If Nigeria had been blessed with great and visionary leaders like Nkrumah, what a major difference it could perhaps have made for the second phase of Africa’s struggle for liberation, namely the struggle for economic emancipation and self-reliance. Instead of constantly depending on band aid, charity and megre handouts, Africa could have made better use of its enormous human and natural resources to achieve rapid and meaningful economic and social development for all Africans. Alas, today as the rest of world advances, most African countries have stagnated and some are marching backwards!

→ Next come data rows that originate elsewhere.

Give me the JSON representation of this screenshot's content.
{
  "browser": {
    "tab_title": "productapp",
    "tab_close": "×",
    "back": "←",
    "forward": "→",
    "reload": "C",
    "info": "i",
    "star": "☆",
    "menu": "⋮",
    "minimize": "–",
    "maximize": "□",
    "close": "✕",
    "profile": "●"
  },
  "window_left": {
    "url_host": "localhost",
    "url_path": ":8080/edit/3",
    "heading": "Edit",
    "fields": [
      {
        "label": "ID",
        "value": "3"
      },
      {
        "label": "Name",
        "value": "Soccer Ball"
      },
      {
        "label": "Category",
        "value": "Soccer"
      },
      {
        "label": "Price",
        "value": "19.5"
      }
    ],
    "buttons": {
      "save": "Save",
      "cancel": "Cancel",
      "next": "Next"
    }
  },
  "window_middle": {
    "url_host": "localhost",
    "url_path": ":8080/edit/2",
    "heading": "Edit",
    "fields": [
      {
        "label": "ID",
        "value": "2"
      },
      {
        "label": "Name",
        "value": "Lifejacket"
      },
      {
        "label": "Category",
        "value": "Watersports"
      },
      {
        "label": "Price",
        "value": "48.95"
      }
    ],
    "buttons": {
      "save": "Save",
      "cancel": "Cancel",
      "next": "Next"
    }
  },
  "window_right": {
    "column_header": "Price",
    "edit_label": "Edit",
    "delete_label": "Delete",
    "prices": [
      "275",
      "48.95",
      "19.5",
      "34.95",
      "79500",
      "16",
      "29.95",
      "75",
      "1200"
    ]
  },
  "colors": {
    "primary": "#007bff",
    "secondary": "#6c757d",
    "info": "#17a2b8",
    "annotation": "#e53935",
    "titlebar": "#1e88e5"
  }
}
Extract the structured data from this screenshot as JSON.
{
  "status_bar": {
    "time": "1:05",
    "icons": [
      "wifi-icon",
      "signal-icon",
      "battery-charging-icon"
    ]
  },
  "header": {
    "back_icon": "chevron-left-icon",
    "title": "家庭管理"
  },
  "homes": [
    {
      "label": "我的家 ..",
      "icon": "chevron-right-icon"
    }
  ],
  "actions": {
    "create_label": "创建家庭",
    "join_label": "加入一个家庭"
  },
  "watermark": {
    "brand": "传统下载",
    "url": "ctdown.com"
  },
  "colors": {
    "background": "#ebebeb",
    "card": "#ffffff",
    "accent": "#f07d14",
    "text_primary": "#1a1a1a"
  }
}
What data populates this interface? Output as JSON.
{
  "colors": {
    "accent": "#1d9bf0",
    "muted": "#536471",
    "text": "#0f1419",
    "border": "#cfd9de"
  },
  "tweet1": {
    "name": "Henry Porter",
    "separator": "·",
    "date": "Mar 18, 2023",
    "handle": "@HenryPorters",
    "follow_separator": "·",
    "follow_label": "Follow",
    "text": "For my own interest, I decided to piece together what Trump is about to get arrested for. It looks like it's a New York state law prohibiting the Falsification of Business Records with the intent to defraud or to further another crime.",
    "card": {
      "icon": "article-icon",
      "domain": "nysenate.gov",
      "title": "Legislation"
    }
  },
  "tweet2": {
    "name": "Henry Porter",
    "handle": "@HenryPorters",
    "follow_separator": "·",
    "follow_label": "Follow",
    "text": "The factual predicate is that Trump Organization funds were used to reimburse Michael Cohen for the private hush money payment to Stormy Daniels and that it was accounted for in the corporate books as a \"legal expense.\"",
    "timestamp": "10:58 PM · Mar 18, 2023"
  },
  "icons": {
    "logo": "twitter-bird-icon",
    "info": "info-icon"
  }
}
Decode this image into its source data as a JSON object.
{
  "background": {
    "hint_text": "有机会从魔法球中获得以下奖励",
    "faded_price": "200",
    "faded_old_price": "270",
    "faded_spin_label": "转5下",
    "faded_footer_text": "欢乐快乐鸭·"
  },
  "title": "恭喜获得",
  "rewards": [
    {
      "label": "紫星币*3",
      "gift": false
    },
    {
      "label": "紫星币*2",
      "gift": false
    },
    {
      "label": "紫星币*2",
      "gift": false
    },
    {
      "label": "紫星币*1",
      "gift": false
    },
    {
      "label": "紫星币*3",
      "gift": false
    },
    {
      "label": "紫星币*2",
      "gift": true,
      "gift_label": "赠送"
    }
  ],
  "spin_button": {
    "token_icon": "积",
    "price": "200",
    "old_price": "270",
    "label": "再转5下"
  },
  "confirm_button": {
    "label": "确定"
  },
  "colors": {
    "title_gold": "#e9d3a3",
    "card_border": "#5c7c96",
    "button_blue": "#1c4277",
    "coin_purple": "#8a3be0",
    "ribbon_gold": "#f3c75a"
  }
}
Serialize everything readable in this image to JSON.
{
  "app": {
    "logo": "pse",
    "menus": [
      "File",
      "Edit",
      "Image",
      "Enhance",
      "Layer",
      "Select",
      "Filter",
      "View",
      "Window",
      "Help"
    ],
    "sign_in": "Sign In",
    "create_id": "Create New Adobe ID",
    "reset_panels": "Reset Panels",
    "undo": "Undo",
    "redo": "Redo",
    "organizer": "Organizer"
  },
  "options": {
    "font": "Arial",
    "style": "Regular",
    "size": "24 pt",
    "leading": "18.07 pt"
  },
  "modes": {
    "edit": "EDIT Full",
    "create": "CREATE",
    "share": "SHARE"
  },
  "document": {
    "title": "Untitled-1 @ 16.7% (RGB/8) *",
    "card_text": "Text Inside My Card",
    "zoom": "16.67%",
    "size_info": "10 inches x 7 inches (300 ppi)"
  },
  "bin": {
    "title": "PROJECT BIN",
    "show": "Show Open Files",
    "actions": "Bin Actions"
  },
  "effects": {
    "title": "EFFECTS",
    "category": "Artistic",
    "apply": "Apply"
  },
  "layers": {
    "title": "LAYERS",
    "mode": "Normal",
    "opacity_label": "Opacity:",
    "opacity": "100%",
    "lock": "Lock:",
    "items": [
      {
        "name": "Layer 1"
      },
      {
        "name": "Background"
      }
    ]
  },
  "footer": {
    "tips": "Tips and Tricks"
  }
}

Unlike Ghana during phase one of Africa’s struggle for liberation, Nigeria’s record during phase two of Africa’s struggle leaves a lot to be desired. Like most African countries, Nigeria has been bedeviled by poor governance with a series of military coups, a tragic civil war (1967 – 1970) which almost tore the country asunder and endemic corruption on a humongous scale, symbolised by the case of former Minister Umaru Dikko who is alleged to have looted $1 billion from the treasury of Nigeria!

As former President Obasanjo observed, “Africa’s future lies in greater economic cooperation and ultimately in integration.” To translate such ideas into reality demands good leadership which has political will, commitment, integrity and vision which reminds me of a pertinent question posed by the just-departed great African writer Chinua Achebe to the many “thoughtful men and women of conscience and talented people of Nigeria”. The question was: “Why is it that all these patriots make so little impact on the life of their country?”

The reasons are many and varied, but truth be told, most of the economic, political and social problems of post-colonial Nigeria, Uganda and much of Africa have been caused by the small educated elite of Africa who often deny the fact. They instead look for scapegoats to blame such as, colonialism, past regimes, tribalism, the opposition, saboteurs, terrorists and even rumour mongers! The unpleasant truth is that the ruling classes of Africa are the principal cause of Africa’s shameful human tragedy. To be continued.

On March 22, death robbed Africa of one of her greatest sons, authors and wise men, namely Chinua Achebe. He was 82. Achebe deserved to die in Africa, not in exile where he sought refuge from the hostile political environment prevailing in much of Africa today. Today is the 12th anniversary of the passing on of my dear friend, Daudi M. Taliwaku. I thank God for the exemplary and inspiring lives of Achebe and Taliwaku. May the LORD grant them eternal peace and rest.

Mr Acemah is a political scientist, consultant and a retired career diplomat.